The site’s Latino audience is now proportionally larger than its white audience, according to Quantcast data it released along with the memo. Though BuzzFeed didn’t include specific numbers, the site says its Latino audience is now overindexed at 115 (with 100 representing the overall U.S. Internet population) compared to 73 a year earlier.
Smith added that even the posts meant to speak to a certain identity, like “19 Things Your Mexican Mom Hated Hearing From You,” drew audiences beyond their intended target.
“That’s because most of our readers have diverse groups of friends and followers on the social web,” he wrote. “And more broadly, news stories that used to be considered in some way niche — marriage, immigration, and conflict between police and black communities — are perhaps the three biggest domestic stories of the last three years, whatever the audience.”
Smith credited Adrian Carrasquillo, who was promoted to editor of BuzzFeed’s Latino coverage last May, as leading the push to broaden the sites coverage of Hispanic issues. BuzzFeed’s editorial staff is 9.8 percent Hispanic, according to an internal study released last October.

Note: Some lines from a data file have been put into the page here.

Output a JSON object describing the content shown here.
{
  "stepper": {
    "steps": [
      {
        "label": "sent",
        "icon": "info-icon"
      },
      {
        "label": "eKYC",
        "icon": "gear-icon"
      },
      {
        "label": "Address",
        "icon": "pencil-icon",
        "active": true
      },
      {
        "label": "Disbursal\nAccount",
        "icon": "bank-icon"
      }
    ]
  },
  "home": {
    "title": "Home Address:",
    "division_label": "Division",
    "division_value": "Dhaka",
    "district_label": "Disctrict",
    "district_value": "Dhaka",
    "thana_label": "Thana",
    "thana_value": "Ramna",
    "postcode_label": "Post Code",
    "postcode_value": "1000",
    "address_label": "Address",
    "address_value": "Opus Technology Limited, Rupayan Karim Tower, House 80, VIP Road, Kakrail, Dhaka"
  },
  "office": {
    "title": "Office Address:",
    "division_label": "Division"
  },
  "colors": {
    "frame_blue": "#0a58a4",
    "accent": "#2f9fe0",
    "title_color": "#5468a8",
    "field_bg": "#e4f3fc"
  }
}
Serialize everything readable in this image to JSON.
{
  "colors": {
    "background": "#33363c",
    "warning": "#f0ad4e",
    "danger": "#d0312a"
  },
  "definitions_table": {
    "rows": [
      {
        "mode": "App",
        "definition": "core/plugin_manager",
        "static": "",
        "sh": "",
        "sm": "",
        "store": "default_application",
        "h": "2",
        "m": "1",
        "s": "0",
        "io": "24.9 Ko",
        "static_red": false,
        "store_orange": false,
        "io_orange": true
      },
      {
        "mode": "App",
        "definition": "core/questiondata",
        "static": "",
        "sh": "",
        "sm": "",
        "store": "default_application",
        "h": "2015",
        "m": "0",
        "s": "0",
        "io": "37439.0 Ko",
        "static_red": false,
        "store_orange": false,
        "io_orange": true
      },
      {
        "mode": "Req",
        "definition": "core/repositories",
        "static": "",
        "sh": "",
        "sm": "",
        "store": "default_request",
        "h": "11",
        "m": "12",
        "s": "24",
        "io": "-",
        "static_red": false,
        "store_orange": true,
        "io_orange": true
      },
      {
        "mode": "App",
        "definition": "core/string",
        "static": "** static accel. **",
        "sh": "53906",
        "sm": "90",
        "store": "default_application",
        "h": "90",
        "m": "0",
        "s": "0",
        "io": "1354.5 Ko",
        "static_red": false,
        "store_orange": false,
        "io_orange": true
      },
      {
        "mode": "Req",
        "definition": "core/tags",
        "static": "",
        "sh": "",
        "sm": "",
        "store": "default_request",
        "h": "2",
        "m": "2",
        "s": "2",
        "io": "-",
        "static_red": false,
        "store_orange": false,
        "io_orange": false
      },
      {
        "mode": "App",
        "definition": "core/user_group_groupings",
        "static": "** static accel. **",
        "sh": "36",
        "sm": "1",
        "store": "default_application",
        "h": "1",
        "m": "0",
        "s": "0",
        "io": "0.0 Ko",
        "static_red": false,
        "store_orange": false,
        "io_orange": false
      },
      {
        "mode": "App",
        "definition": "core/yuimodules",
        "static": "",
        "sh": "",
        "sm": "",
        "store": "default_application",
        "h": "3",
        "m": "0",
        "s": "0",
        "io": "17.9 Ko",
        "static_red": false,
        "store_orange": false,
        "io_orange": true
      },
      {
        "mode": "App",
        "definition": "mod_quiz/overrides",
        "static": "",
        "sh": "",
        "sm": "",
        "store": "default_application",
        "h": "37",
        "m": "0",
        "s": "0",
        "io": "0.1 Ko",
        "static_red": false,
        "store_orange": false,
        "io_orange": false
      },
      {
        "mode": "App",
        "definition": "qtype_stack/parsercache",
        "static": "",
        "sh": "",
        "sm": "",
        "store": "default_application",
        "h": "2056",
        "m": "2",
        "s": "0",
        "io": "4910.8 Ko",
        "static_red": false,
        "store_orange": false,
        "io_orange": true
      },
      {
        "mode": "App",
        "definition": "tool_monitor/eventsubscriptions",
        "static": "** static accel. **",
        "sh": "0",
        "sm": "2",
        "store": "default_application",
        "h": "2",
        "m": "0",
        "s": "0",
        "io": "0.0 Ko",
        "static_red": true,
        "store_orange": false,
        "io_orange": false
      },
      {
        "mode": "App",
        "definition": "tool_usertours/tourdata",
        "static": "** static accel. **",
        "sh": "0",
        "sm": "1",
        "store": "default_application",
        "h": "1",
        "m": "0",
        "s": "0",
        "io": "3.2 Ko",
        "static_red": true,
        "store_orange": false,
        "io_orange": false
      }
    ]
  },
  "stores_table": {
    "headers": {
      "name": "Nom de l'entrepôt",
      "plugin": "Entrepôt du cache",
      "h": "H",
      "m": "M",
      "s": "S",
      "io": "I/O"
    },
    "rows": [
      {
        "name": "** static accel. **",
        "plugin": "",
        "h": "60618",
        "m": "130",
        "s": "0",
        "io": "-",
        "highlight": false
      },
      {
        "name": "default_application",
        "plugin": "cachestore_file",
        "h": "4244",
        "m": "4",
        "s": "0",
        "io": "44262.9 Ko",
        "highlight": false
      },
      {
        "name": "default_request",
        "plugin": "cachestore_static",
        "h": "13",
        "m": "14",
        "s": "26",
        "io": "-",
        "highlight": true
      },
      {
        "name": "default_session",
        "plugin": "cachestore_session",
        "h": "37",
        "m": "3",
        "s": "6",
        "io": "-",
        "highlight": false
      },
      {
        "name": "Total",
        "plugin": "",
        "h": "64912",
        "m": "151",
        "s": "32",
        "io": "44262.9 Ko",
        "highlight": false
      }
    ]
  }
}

In an interview last fall at the Nieman Foundation, Shani Hilton, BuzzFeed’s executive editor for news, told my colleague Caroline O’Donovan that BuzzFeed would continue to make diverse hiring practices a priority as a means to ensure its content reflected its audience. “The fun thing has been in practice that means that the more diversity that you get in your office, the easier it is to get more diversity, because you hire people, you trust them,” she said.